:- dynamic x/2. assert_x(Term) :- term_hash(Term, Hash), assertz(x(Hash, Term)). x(Term) :- term_hash(Term, Hash), x(Hash, Term).
- [det]term_hash(+Term, -HashKey)
- If Term is a ground term (see ground/1), HashKey
is unified with a positive integer value that may be used as a hash key
to the value. If Term is not ground, the predicate leaves HashKey
an unbound variable. Hash keys are in the range 0 ... 16,777,215,
the maximal integer that can be stored efficiently on both 32 and 64 bit
This predicate may be used to build hash tables as well as to exploit argument indexing to find complex terms more quickly.
The hash key does not rely on temporary information like addresses of atoms and may be assumed constant over different invocations and versions of SWI-Prolog.84Last change: version 5.10.4 Hashes differ between big and little endian machines.
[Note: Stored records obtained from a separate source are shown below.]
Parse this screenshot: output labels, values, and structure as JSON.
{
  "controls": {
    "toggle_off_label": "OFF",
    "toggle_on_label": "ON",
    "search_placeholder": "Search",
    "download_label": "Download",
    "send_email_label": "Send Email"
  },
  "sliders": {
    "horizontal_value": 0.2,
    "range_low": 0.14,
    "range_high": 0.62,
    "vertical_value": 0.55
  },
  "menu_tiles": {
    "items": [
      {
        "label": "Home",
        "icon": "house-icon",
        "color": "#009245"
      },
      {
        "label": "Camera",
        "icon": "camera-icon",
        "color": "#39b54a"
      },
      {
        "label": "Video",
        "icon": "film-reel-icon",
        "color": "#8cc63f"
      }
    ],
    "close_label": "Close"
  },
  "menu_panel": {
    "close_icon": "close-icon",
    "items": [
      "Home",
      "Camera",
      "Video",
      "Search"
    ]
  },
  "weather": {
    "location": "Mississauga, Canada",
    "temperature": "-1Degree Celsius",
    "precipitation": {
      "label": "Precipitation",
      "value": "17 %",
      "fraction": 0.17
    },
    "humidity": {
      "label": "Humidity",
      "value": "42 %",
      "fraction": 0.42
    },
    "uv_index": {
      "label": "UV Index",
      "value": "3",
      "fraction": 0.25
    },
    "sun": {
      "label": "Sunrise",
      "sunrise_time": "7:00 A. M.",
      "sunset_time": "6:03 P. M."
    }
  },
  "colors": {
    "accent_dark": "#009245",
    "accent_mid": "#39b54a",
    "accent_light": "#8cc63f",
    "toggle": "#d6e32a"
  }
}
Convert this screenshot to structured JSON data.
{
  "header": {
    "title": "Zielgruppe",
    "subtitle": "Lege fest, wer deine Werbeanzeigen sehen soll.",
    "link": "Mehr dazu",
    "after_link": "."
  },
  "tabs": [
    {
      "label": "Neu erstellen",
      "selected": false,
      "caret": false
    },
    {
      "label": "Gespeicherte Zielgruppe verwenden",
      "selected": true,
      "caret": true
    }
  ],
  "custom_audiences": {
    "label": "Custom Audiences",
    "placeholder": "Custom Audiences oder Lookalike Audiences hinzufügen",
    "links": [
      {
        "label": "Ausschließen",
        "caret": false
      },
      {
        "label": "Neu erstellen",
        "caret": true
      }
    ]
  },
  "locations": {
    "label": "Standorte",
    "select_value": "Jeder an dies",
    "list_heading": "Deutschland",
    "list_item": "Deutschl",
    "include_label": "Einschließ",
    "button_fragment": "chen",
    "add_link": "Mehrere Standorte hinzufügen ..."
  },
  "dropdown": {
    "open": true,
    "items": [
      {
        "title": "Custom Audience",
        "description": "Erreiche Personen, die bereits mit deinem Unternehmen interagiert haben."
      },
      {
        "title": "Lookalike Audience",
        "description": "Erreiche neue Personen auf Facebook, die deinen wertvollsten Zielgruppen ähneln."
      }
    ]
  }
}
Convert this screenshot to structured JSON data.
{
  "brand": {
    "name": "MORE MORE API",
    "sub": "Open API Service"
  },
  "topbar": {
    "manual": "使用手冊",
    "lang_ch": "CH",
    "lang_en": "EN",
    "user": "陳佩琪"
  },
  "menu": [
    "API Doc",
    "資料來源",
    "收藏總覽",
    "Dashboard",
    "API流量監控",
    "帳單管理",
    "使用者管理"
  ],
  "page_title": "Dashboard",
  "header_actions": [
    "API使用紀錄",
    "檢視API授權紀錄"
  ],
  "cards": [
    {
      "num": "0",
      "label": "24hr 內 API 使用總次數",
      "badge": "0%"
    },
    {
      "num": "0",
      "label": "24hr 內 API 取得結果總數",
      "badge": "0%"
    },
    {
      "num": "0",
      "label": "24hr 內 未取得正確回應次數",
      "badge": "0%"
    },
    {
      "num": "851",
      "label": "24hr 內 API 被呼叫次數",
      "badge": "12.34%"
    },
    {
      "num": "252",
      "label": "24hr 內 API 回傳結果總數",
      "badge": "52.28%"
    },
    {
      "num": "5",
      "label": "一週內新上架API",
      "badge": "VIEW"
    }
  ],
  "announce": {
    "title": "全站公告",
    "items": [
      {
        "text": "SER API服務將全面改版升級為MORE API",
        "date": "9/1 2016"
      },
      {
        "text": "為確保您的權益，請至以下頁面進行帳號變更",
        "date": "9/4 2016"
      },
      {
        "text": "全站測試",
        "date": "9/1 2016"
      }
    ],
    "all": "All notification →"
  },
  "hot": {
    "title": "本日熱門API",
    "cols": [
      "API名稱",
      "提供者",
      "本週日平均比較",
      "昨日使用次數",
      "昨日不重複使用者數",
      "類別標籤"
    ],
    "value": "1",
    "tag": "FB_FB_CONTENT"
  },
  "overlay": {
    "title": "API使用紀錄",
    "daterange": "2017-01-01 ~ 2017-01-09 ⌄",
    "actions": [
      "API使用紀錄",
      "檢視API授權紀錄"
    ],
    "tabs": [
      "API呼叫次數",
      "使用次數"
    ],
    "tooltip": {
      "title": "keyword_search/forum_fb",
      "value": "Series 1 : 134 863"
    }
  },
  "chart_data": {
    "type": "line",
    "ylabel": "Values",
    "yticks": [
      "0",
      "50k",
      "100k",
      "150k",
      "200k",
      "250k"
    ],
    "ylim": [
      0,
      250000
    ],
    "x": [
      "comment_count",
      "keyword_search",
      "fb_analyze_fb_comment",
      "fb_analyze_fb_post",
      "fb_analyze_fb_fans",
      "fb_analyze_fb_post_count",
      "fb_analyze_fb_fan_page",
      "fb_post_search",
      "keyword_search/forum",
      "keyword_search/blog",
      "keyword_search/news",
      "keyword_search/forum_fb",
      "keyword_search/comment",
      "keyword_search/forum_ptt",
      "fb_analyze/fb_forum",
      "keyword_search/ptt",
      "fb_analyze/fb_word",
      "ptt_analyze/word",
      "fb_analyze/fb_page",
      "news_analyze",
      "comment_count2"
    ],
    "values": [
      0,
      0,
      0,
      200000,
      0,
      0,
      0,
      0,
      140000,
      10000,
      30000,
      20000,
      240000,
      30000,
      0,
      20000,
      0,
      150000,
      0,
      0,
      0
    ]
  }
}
The term_hash/2 predicate is cycle-safe.bugAll arguments that (indirectly) lead to a cycle have the same hash key.
- [det]term_hash(+Term, +Depth, +Range, -HashKey)
- As term_hash/2,
but only considers Term to the specified
Depth. The top-level term has depth 1, its arguments have
depth 2, etc. That is, Depth = 0 hashes nothing; Depth
= 1 hashes atomic values or the functor and arity of a compound
term, not its arguments; Depth = 2 also indexes
the immediate arguments, etc.
HashKey is in the range [0 ...Range-1]. Range must be in the range [1 ... 2147483647]
- [det]variant_sha1(+Term, -SHA1)
- Compute a SHA1-hash from Term. The hash is represented as a
40-byte hexadecimal atom. Unlike term_hash/2
and friends, this predicate produces a hash key for non-ground terms.
The hash is invariant over variable-renaming (see =@=/2)
and constants over different invocations of Prolog.bugThe
hash depends on word order (big/little-endian) and the wordsize (32/64
This predicate raises an exception when trying to compute the hash on a cyclic term or attributed term. Attributed terms are not handled because subsumes_chk/2 is not considered well defined for attributed terms. Cyclic terms are not supported because this would require establishing a canonical cycle. That is, given A=[a|A] and B=[a,a|B], A and B should produce the same hash. This is not (yet) implemented.
This hash was developed for lookup of solutions to a goal stored in a table. By using a cryptographic hash, heuristic algorithms can often ignore the possibility of hash collisions and thus avoid storing the goal term itself as well as testing using =@=/2.
- [det]variant_hash(+Term, -HashKey)
- Similar to variant_sha1/2, but using a non-cryptographic hash and produces an integer result like term_hash/2. This version does deal with attributed variables, processing them as normal variables. This hash is primarily intended to speedup finding variant terms in a set of terms. bugAs variant_sha1/2, cyclic terms result in an exception.